You are a writer. You are addicted to caffeine. It’s one of life’s certainties. The sky is blue, cows give milk, and writers love coffee. Next time you’re downing your Starbucks—or a local cup of joe—think about what that coffee can teach you.
1. You will get high on writing. Then you will crash.
Just as we always somehow believe that burst of energy from our sixth cup of coffee will never fade, we believe the high of a new story will carry us through the entire project. A new place, new characters! The initial excitement consumes us, and we can’t imagine the story ever becoming work. But it will.
We’re tempted to have another cup of coffee, but we know that caffeine is a temporary fix. We need something real, something substantial. That first writing high is great, but when it wears off there should be something left to carry us through the story. For me, it’s usually a deep-seeded obsession with my characters. Whatever it is, it needs to run deeper than excitement. A reader knows if the writer was in love with the story.
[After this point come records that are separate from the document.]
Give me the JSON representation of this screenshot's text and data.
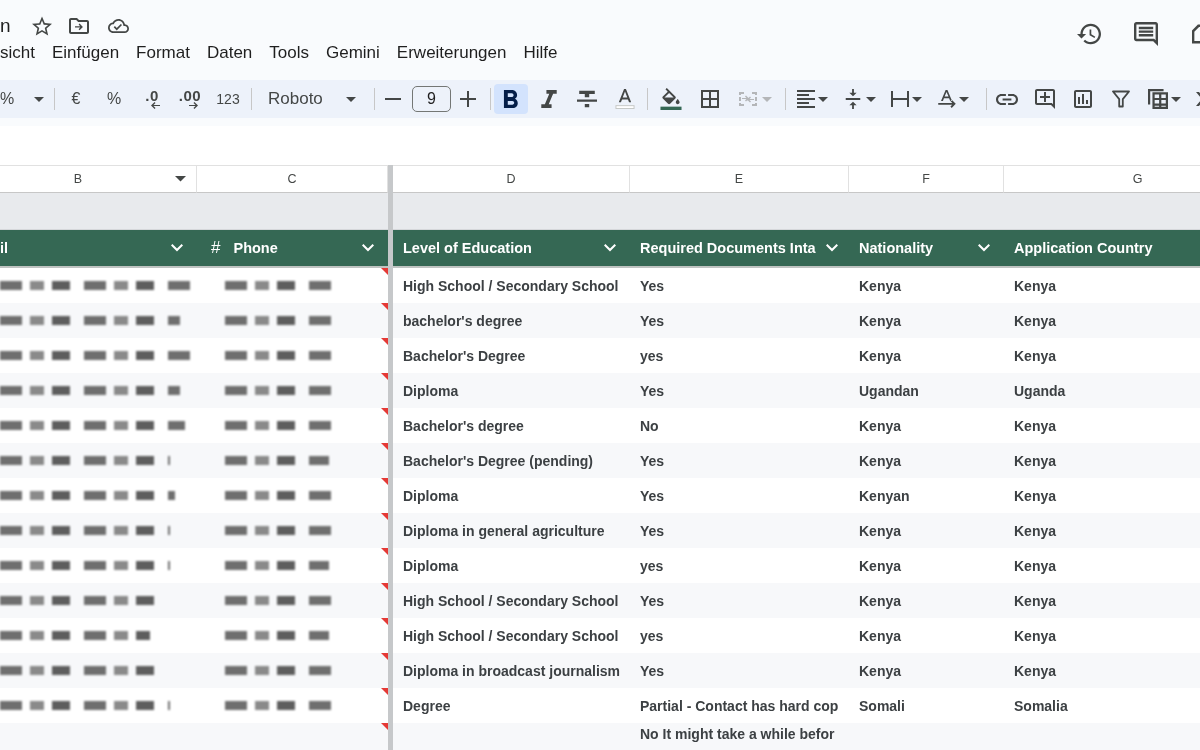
{
  "document": {
    "title": "n"
  },
  "menu": [
    "sicht",
    "Einfügen",
    "Format",
    "Daten",
    "Tools",
    "Gemini",
    "Erweiterungen",
    "Hilfe"
  ],
  "toolbar": {
    "zoom": "%",
    "currency": "€",
    "percent": "%",
    "decrease_decimals": ".0",
    "increase_decimals": ".00",
    "number_format": "123",
    "font": "Roboto",
    "font_size": "9",
    "format": [
      {
        "kind": "bold",
        "selected": true
      },
      {
        "kind": "italic",
        "selected": false
      },
      {
        "kind": "strikethrough",
        "selected": false
      }
    ],
    "merge": {
      "disabled": true
    }
  },
  "table": {
    "columns": [
      {
        "letter": "B",
        "letter_menu": true,
        "header": "il",
        "header_menu": true
      },
      {
        "letter": "C",
        "letter_menu": false,
        "type_mark": "#",
        "header": "Phone",
        "header_menu": true
      },
      {
        "letter": "D",
        "letter_menu": false,
        "header": "Level of Education",
        "header_menu": true
      },
      {
        "letter": "E",
        "letter_menu": false,
        "header": "Required Documents Inta",
        "header_menu": true
      },
      {
        "letter": "F",
        "letter_menu": false,
        "header": "Nationality",
        "header_menu": true
      },
      {
        "letter": "G",
        "letter_menu": false,
        "header": "Application Country",
        "header_menu": false
      }
    ],
    "rows": [
      {
        "redacted": true,
        "note": true,
        "education": "High School / Secondary School",
        "documents": "Yes",
        "nationality": "Kenya",
        "country": "Kenya"
      },
      {
        "redacted": true,
        "note": true,
        "education": "bachelor's degree",
        "documents": "Yes",
        "nationality": "Kenya",
        "country": "Kenya"
      },
      {
        "redacted": true,
        "note": true,
        "education": "Bachelor's Degree",
        "documents": "yes",
        "nationality": "Kenya",
        "country": "Kenya"
      },
      {
        "redacted": true,
        "note": true,
        "education": "Diploma",
        "documents": "Yes",
        "nationality": "Ugandan",
        "country": "Uganda"
      },
      {
        "redacted": true,
        "note": true,
        "education": "Bachelor's degree",
        "documents": "No",
        "nationality": "Kenya",
        "country": "Kenya"
      },
      {
        "redacted": true,
        "note": true,
        "education": "Bachelor's Degree (pending)",
        "documents": "Yes",
        "nationality": "Kenya",
        "country": "Kenya"
      },
      {
        "redacted": true,
        "note": true,
        "education": "Diploma",
        "documents": "Yes",
        "nationality": "Kenyan",
        "country": "Kenya"
      },
      {
        "redacted": true,
        "note": true,
        "education": "Diploma in general agriculture",
        "documents": "Yes",
        "nationality": "Kenya",
        "country": "Kenya"
      },
      {
        "redacted": true,
        "note": true,
        "education": "Diploma",
        "documents": "yes",
        "nationality": "Kenya",
        "country": "Kenya"
      },
      {
        "redacted": true,
        "note": true,
        "education": "High School / Secondary School",
        "documents": "Yes",
        "nationality": "Kenya",
        "country": "Kenya"
      },
      {
        "redacted": true,
        "note": true,
        "education": "High School / Secondary School",
        "documents": "yes",
        "nationality": "Kenya",
        "country": "Kenya"
      },
      {
        "redacted": true,
        "note": true,
        "education": "Diploma in broadcast journalism",
        "documents": "Yes",
        "nationality": "Kenya",
        "country": "Kenya"
      },
      {
        "redacted": true,
        "note": true,
        "education": "Degree",
        "documents": "Partial - Contact has hard cop",
        "nationality": "Somali",
        "country": "Somalia"
      },
      {
        "redacted": false,
        "note": true,
        "documents": "No It might take a while befor"
      }
    ]
  }
}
2. Some people like it black. Some like it with cream and sugar.
Short sentences. Straight to the point. No metaphors. No messing around. Some people like to get in, get their caffeine, and get out.
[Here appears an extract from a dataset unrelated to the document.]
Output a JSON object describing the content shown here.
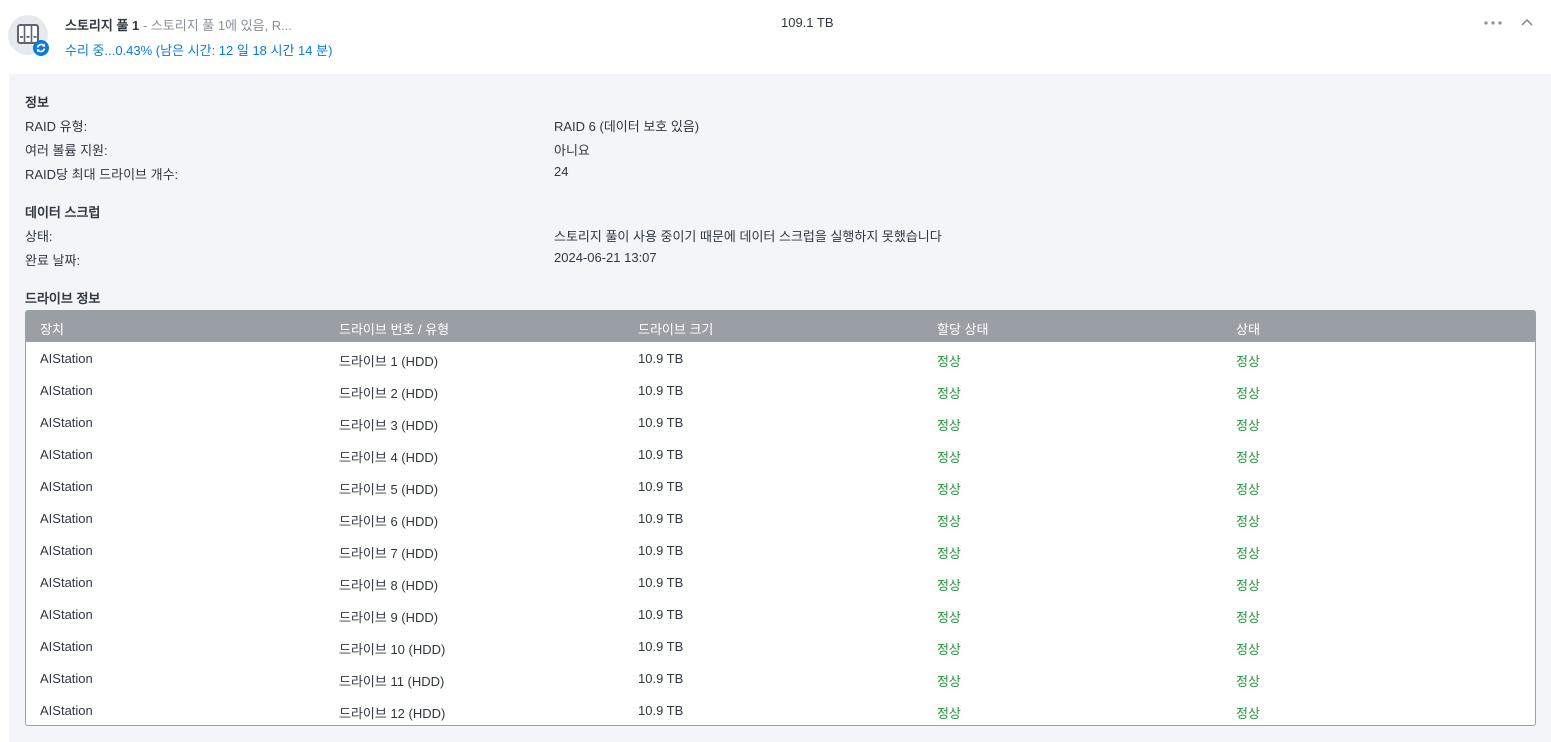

Others like a little flourish, some cream, sugar, a pinch of nutmeg and a nice allegorical statement. You do your thing. Some may scoff at how you take your coffee, but no one can judge because everyone has their own style.
3. No matter how hard you try, you will burn your mouth on the first sip.
That first drink of coffee. It tastes bitter, and you burn your tongue. You don’t understand why anyone would drink this, and you swear you’ll never taste it again. But it calls to you, and sooner or later you relent.
That first story, that first novel—it hurts. You feeling like you’re dragging the words out one by one, and even when you finish the damn thing, there’s rewriting and revising and editing, and you swear to all the writing gods you will never touch another pen.
But the writing gods and the coffee gods both know you’re lying. You wouldn’t have your coffee any less bitter, and you wouldn’t have your writing any less difficult. Where’s the fun in that? [Click to Tweet]
4. There are a million specialty drinks—lattes, macchiatos, frappes, cappuccinos—but you can’t make any of them without coffee beans.
Let’s be honest, the Starbucks menu looks like hieroglyphics. There are a million different drinks, all unique. Some hot, some cold, some with coffee, some with espresso, some even (shudder) decaf. But they all begin with coffee beans (except the tea, but you knew that).
Be poetic. Be different. Develop your style. But start with a good foundation. Start with strong grammar and a good vocabulary. Don’t neglect lessons from your high school English teacher just because you’ve graduated from book reports to novels. No matter how great your milk and syrups are, your latte is going to suck if you start with bad coffee beans.
5. When the cup’s empty, you can always fill it back up.
Coffee’s great that way. There might be a bit of despair when you see that last drop slip away. It might feel like the coffee’s gone—and it is. You can never get that coffee back.
But you can refill the cup! And you can refill it with whatever your heart desires. Try hazelnut, this time. Or add cinnamon. Or make it a nonfat iced caramel macciato with two shots of espresso and peppermint syrup and a magical piece of rainbow floating on top.
When the story’s over, it can feel like you just lost a friend. But there is always another story to be told. [Click to Tweet] Sometimes it might feel like you’ve used all the words you have. But that’s never true. Inspiration and words will come as long as you keep your fingers moving. Keep writing. Keep typing. And keep drinking coffee.
Does drinking coffee teach you anything about writing?